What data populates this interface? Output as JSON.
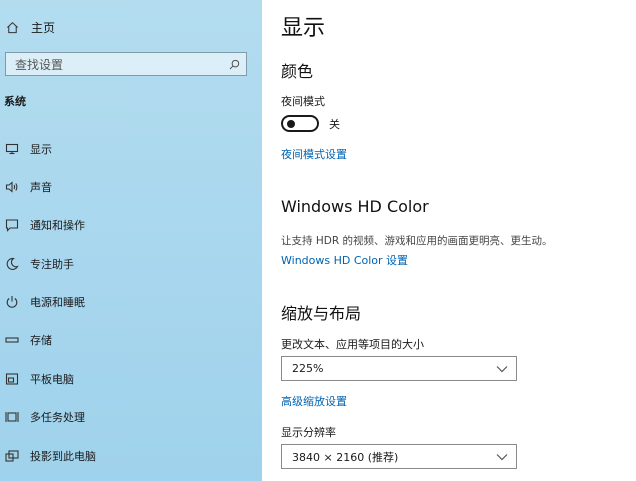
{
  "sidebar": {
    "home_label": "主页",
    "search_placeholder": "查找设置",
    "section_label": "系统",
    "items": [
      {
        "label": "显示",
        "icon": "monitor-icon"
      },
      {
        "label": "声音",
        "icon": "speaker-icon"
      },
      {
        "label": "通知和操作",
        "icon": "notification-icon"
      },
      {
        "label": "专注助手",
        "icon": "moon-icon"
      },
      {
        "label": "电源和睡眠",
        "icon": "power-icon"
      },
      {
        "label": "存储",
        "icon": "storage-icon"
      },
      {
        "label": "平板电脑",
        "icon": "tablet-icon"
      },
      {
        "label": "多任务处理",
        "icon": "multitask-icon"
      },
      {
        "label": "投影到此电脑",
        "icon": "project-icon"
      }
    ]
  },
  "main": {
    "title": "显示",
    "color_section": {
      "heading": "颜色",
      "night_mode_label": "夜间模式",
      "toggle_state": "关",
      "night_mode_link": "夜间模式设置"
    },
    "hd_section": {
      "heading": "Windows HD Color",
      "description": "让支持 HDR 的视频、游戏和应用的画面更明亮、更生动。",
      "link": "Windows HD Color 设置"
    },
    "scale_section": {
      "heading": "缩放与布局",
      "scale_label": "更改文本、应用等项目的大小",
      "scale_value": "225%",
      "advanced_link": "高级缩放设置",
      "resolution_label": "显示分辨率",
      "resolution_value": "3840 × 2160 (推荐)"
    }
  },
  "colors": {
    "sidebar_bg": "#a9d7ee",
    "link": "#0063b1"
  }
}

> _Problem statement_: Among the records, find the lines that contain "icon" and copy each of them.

> _Response to the task_:
        "icon": "monitor-icon"
        "icon": "speaker-icon"
        "icon": "notification-icon"
        "icon": "moon-icon"
        "icon": "power-icon"
        "icon": "storage-icon"
        "icon": "tablet-icon"
        "icon": "multitask-icon"
        "icon": "project-icon"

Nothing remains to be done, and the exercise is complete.